◆ **WHAT YOU HAVE TO DO**: Look through the entries below and say how many lines contain the string "public". Give the number only.

(Collected data entries)
- - -

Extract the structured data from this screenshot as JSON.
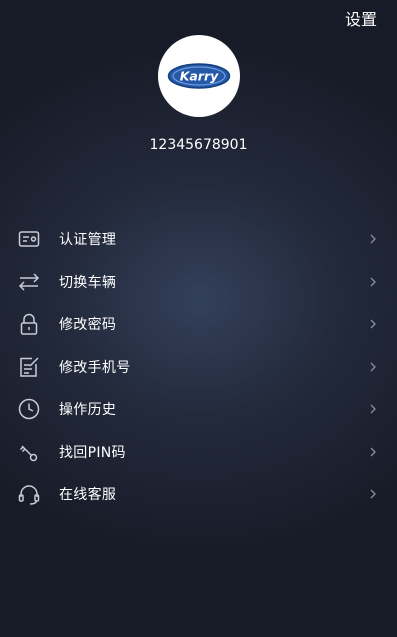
{
  "header": {
    "settings_label": "设置"
  },
  "profile": {
    "logo_text": "Karry",
    "account_number": "12345678901"
  },
  "menu": {
    "items": [
      {
        "label": "认证管理",
        "icon": "id-card-icon"
      },
      {
        "label": "切换车辆",
        "icon": "swap-arrows-icon"
      },
      {
        "label": "修改密码",
        "icon": "lock-icon"
      },
      {
        "label": "修改手机号",
        "icon": "edit-note-icon"
      },
      {
        "label": "操作历史",
        "icon": "clock-icon"
      },
      {
        "label": "找回PIN码",
        "icon": "key-icon"
      },
      {
        "label": "在线客服",
        "icon": "headset-icon"
      }
    ]
  },
  "colors": {
    "background": "#1e2433",
    "text": "#ffffff",
    "icon": "#c8ccd6",
    "chevron": "#8a90a0",
    "logo_blue": "#1d4fa0"
  }
}
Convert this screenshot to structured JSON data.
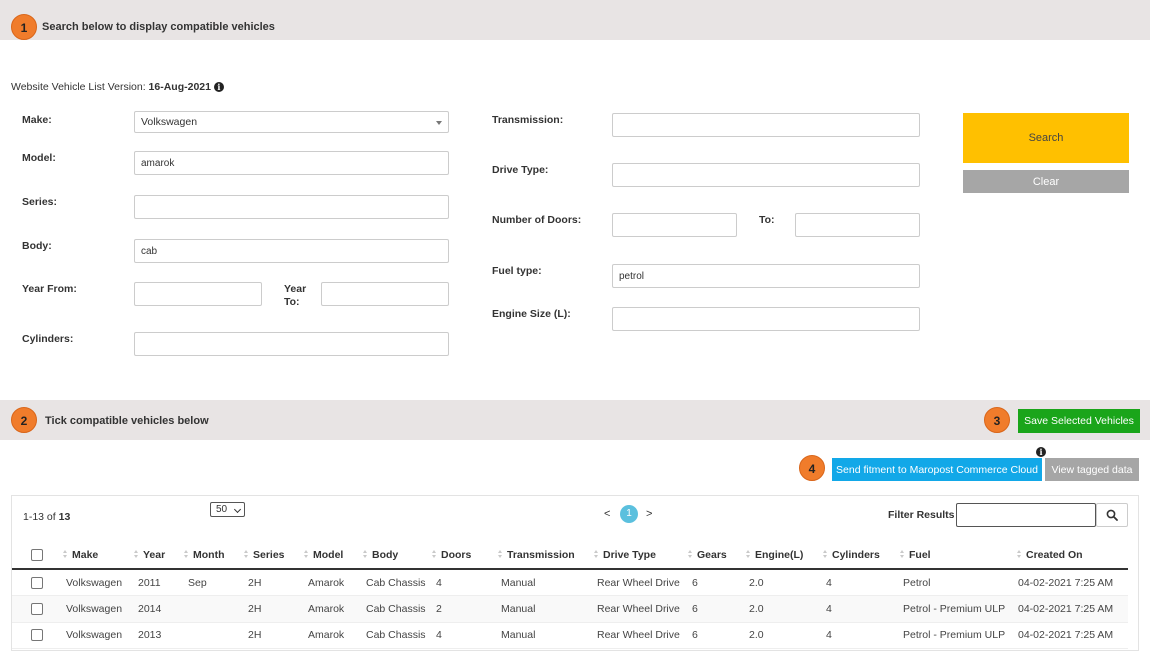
{
  "section1": {
    "step": "1",
    "title": "Search below to display compatible vehicles"
  },
  "version": {
    "label": "Website Vehicle List Version: ",
    "value": "16-Aug-2021",
    "info_icon": "info-icon"
  },
  "form": {
    "make": {
      "label": "Make:",
      "value": "Volkswagen"
    },
    "model": {
      "label": "Model:",
      "value": "amarok"
    },
    "series": {
      "label": "Series:",
      "value": ""
    },
    "body": {
      "label": "Body:",
      "value": "cab"
    },
    "year_from": {
      "label": "Year From:",
      "value": ""
    },
    "year_to": {
      "label_line1": "Year",
      "label_line2": "To:",
      "value": ""
    },
    "cylinders": {
      "label": "Cylinders:",
      "value": ""
    },
    "transmission": {
      "label": "Transmission:",
      "value": ""
    },
    "drive_type": {
      "label": "Drive Type:",
      "value": ""
    },
    "doors": {
      "label": "Number of Doors:",
      "value": ""
    },
    "doors_to": {
      "label": "To:",
      "value": ""
    },
    "fuel_type": {
      "label": "Fuel type:",
      "value": "petrol"
    },
    "engine_size": {
      "label": "Engine Size (L):",
      "value": ""
    }
  },
  "buttons": {
    "search": "Search",
    "clear": "Clear",
    "save": "Save Selected Vehicles",
    "send": "Send fitment to Maropost Commerce Cloud",
    "view": "View tagged data"
  },
  "section2": {
    "step": "2",
    "title": "Tick compatible vehicles below",
    "step3": "3",
    "step4": "4"
  },
  "results": {
    "range": "1-13",
    "of_label": " of ",
    "total": "13",
    "page_size": "50",
    "pager": {
      "prev": "<",
      "current": "1",
      "next": ">"
    },
    "filter_label": "Filter Results",
    "filter_value": "",
    "search_icon": "search-icon"
  },
  "colors": {
    "search": "#ffc000",
    "clear": "#a6a6a6",
    "save": "#1aa51a",
    "send": "#12a8e8",
    "view": "#a6a6a6",
    "step": "#f07c2b",
    "pager": "#5bc0de"
  },
  "table": {
    "headers": [
      "Make",
      "Year",
      "Month",
      "Series",
      "Model",
      "Body",
      "Doors",
      "Transmission",
      "Drive Type",
      "Gears",
      "Engine(L)",
      "Cylinders",
      "Fuel",
      "Created On"
    ],
    "rows": [
      [
        "Volkswagen",
        "2011",
        "Sep",
        "2H",
        "Amarok",
        "Cab Chassis",
        "4",
        "Manual",
        "Rear Wheel Drive",
        "6",
        "2.0",
        "4",
        "Petrol",
        "04-02-2021 7:25 AM"
      ],
      [
        "Volkswagen",
        "2014",
        "",
        "2H",
        "Amarok",
        "Cab Chassis",
        "2",
        "Manual",
        "Rear Wheel Drive",
        "6",
        "2.0",
        "4",
        "Petrol - Premium ULP",
        "04-02-2021 7:25 AM"
      ],
      [
        "Volkswagen",
        "2013",
        "",
        "2H",
        "Amarok",
        "Cab Chassis",
        "4",
        "Manual",
        "Rear Wheel Drive",
        "6",
        "2.0",
        "4",
        "Petrol - Premium ULP",
        "04-02-2021 7:25 AM"
      ]
    ]
  }
}
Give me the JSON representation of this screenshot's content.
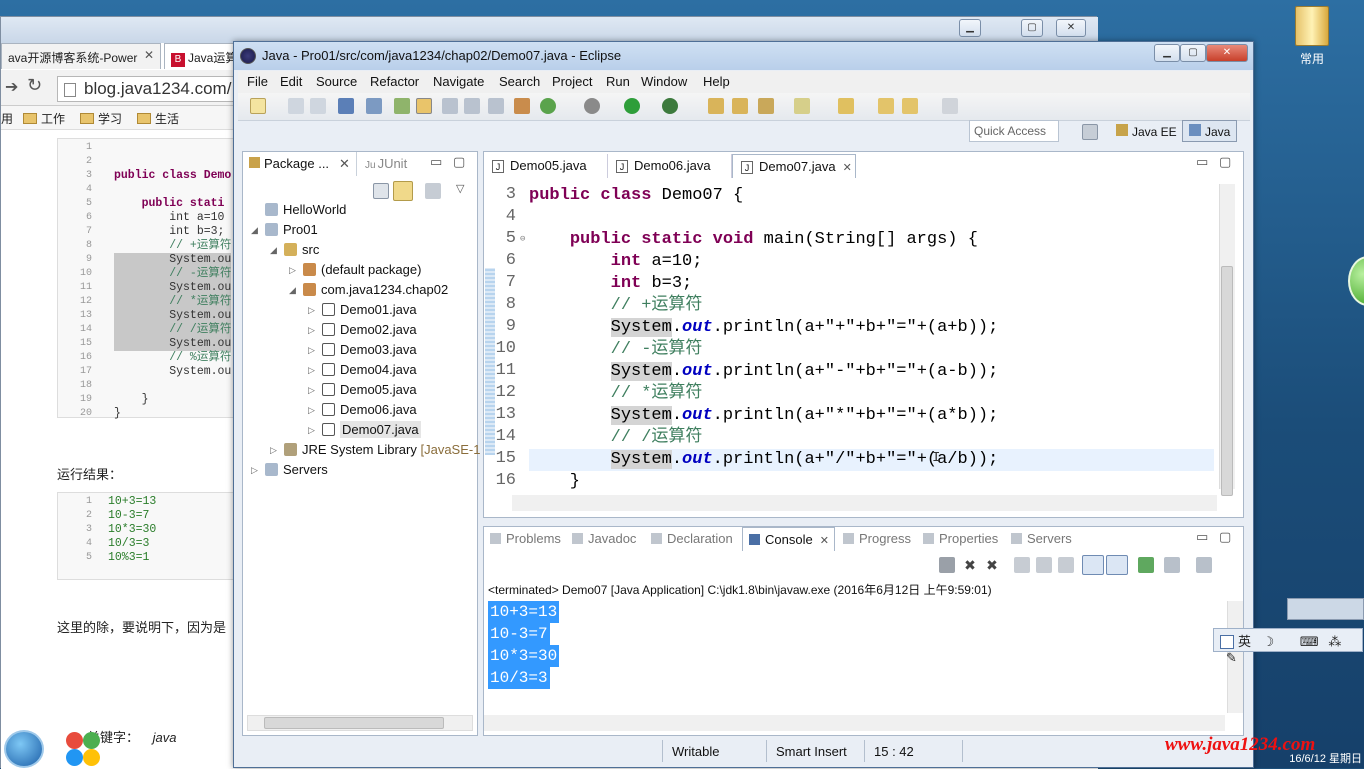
{
  "desktop": {
    "icon_label": "常用"
  },
  "browser": {
    "tab1": "ava开源博客系统-Power",
    "tab1_close": "✕",
    "tab2": "Java运算",
    "url": "blog.java1234.com/",
    "bookmarks": [
      "用",
      "工作",
      "学习",
      "生活"
    ],
    "code_line_numbers": [
      "1",
      "2",
      "3",
      "4",
      "5",
      "6",
      "7",
      "8",
      "9",
      "10",
      "11",
      "12",
      "13",
      "14",
      "15",
      "16",
      "17",
      "18",
      "19",
      "20"
    ],
    "code": [
      {
        "text": "",
        "cls": ""
      },
      {
        "text": "",
        "cls": ""
      },
      {
        "text": "public class Demo",
        "cls": "kw"
      },
      {
        "text": "",
        "cls": ""
      },
      {
        "text": "    public stati",
        "cls": "kw"
      },
      {
        "text": "        int a=10",
        "cls": ""
      },
      {
        "text": "        int b=3;",
        "cls": ""
      },
      {
        "text": "        // +运算符",
        "cls": "cm"
      },
      {
        "text": "        System.ou",
        "cls": "hl"
      },
      {
        "text": "        // -运算符",
        "cls": "cm hl"
      },
      {
        "text": "        System.ou",
        "cls": "hl"
      },
      {
        "text": "        // *运算符",
        "cls": "cm hl"
      },
      {
        "text": "        System.ou",
        "cls": "hl"
      },
      {
        "text": "        // /运算符",
        "cls": "cm hl"
      },
      {
        "text": "        System.ou",
        "cls": "hl"
      },
      {
        "text": "        // %运算符",
        "cls": "cm"
      },
      {
        "text": "        System.ou",
        "cls": ""
      },
      {
        "text": "",
        "cls": ""
      },
      {
        "text": "    }",
        "cls": ""
      },
      {
        "text": "}",
        "cls": ""
      }
    ],
    "result_label": "运行结果：",
    "result_line_numbers": [
      "1",
      "2",
      "3",
      "4",
      "5"
    ],
    "result_lines": [
      "10+3=13",
      "10-3=7",
      "10*3=30",
      "10/3=3",
      "10%3=1"
    ],
    "para": "这里的除，要说明下，因为是",
    "keyword_label": "关键字：",
    "keyword_value": "java"
  },
  "eclipse": {
    "title": "Java - Pro01/src/com/java1234/chap02/Demo07.java - Eclipse",
    "menus": [
      "File",
      "Edit",
      "Source",
      "Refactor",
      "Navigate",
      "Search",
      "Project",
      "Run",
      "Window",
      "Help"
    ],
    "quick_access": "Quick Access",
    "perspectives": [
      "Java EE",
      "Java"
    ],
    "package_tab": "Package ...",
    "junit_tab": "JUnit",
    "tree": [
      {
        "label": "HelloWorld",
        "depth": 0,
        "icon": "project",
        "twisty": ""
      },
      {
        "label": "Pro01",
        "depth": 0,
        "icon": "project",
        "twisty": "◢"
      },
      {
        "label": "src",
        "depth": 1,
        "icon": "srcfolder",
        "twisty": "◢"
      },
      {
        "label": "(default package)",
        "depth": 2,
        "icon": "package",
        "twisty": "▷"
      },
      {
        "label": "com.java1234.chap02",
        "depth": 2,
        "icon": "package",
        "twisty": "◢"
      },
      {
        "label": "Demo01.java",
        "depth": 3,
        "icon": "java",
        "twisty": "▷"
      },
      {
        "label": "Demo02.java",
        "depth": 3,
        "icon": "java",
        "twisty": "▷"
      },
      {
        "label": "Demo03.java",
        "depth": 3,
        "icon": "java",
        "twisty": "▷"
      },
      {
        "label": "Demo04.java",
        "depth": 3,
        "icon": "java",
        "twisty": "▷"
      },
      {
        "label": "Demo05.java",
        "depth": 3,
        "icon": "java",
        "twisty": "▷"
      },
      {
        "label": "Demo06.java",
        "depth": 3,
        "icon": "java",
        "twisty": "▷"
      },
      {
        "label": "Demo07.java",
        "depth": 3,
        "icon": "java",
        "twisty": "▷",
        "selected": true
      },
      {
        "label": "JRE System Library",
        "suffix": "[JavaSE-1",
        "depth": 1,
        "icon": "library",
        "twisty": "▷"
      },
      {
        "label": "Servers",
        "depth": 0,
        "icon": "project",
        "twisty": "▷"
      }
    ],
    "editor_tabs": [
      {
        "label": "Demo05.java",
        "active": false
      },
      {
        "label": "Demo06.java",
        "active": false
      },
      {
        "label": "Demo07.java",
        "active": true
      }
    ],
    "editor_lines": [
      {
        "num": "3",
        "html_key": "l3"
      },
      {
        "num": "4",
        "html_key": "l4"
      },
      {
        "num": "5",
        "html_key": "l5"
      },
      {
        "num": "6",
        "html_key": "l6"
      },
      {
        "num": "7",
        "html_key": "l7"
      },
      {
        "num": "8",
        "html_key": "l8"
      },
      {
        "num": "9",
        "html_key": "l9"
      },
      {
        "num": "10",
        "html_key": "l10"
      },
      {
        "num": "11",
        "html_key": "l11"
      },
      {
        "num": "12",
        "html_key": "l12"
      },
      {
        "num": "13",
        "html_key": "l13"
      },
      {
        "num": "14",
        "html_key": "l14"
      },
      {
        "num": "15",
        "html_key": "l15"
      },
      {
        "num": "16",
        "html_key": "l16"
      }
    ],
    "code": {
      "l3": [
        [
          "kw",
          "public class "
        ],
        [
          "",
          "Demo07 {"
        ]
      ],
      "l4": [],
      "l5": [
        [
          "",
          "    "
        ],
        [
          "kw",
          "public static void "
        ],
        [
          "",
          "main(String[] args) {"
        ]
      ],
      "l6": [
        [
          "",
          "        "
        ],
        [
          "kw",
          "int "
        ],
        [
          "",
          "a=10;"
        ]
      ],
      "l7": [
        [
          "",
          "        "
        ],
        [
          "kw",
          "int "
        ],
        [
          "",
          "b=3;"
        ]
      ],
      "l8": [
        [
          "",
          "        "
        ],
        [
          "cm",
          "// +运算符"
        ]
      ],
      "l9": [
        [
          "",
          "        "
        ],
        [
          "sys",
          "System"
        ],
        [
          "",
          "."
        ],
        [
          "fld",
          "out"
        ],
        [
          "",
          ".println(a+\"+\"+b+\"=\"+(a+b));"
        ]
      ],
      "l10": [
        [
          "",
          "        "
        ],
        [
          "cm",
          "// -运算符"
        ]
      ],
      "l11": [
        [
          "",
          "        "
        ],
        [
          "sys",
          "System"
        ],
        [
          "",
          "."
        ],
        [
          "fld",
          "out"
        ],
        [
          "",
          ".println(a+\"-\"+b+\"=\"+(a-b));"
        ]
      ],
      "l12": [
        [
          "",
          "        "
        ],
        [
          "cm",
          "// *运算符"
        ]
      ],
      "l13": [
        [
          "",
          "        "
        ],
        [
          "sys",
          "System"
        ],
        [
          "",
          "."
        ],
        [
          "fld",
          "out"
        ],
        [
          "",
          ".println(a+\"*\"+b+\"=\"+(a*b));"
        ]
      ],
      "l14": [
        [
          "",
          "        "
        ],
        [
          "cm",
          "// /运算符"
        ]
      ],
      "l15": [
        [
          "",
          "        "
        ],
        [
          "sys",
          "System"
        ],
        [
          "",
          "."
        ],
        [
          "fld",
          "out"
        ],
        [
          "",
          ".println(a+\"/\"+b+\"=\"+(a/b));"
        ]
      ],
      "l16": [
        [
          "",
          "    }"
        ]
      ]
    },
    "console_tabs": [
      {
        "label": "Problems",
        "active": false
      },
      {
        "label": "Javadoc",
        "active": false
      },
      {
        "label": "Declaration",
        "active": false
      },
      {
        "label": "Console",
        "active": true
      },
      {
        "label": "Progress",
        "active": false
      },
      {
        "label": "Properties",
        "active": false
      },
      {
        "label": "Servers",
        "active": false
      }
    ],
    "terminated": "<terminated> Demo07 [Java Application] C:\\jdk1.8\\bin\\javaw.exe (2016年6月12日 上午9:59:01)",
    "output": [
      "10+3=13",
      "10-3=7",
      "10*3=30",
      "10/3=3"
    ],
    "status": {
      "writable": "Writable",
      "insert": "Smart Insert",
      "position": "15 : 42"
    }
  },
  "ime": {
    "lang": "英"
  },
  "watermark": "www.java1234.com",
  "clock": {
    "date": "16/6/12 星期日"
  }
}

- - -

◆ **RESPONSE TO THIS EXERCISE**: 4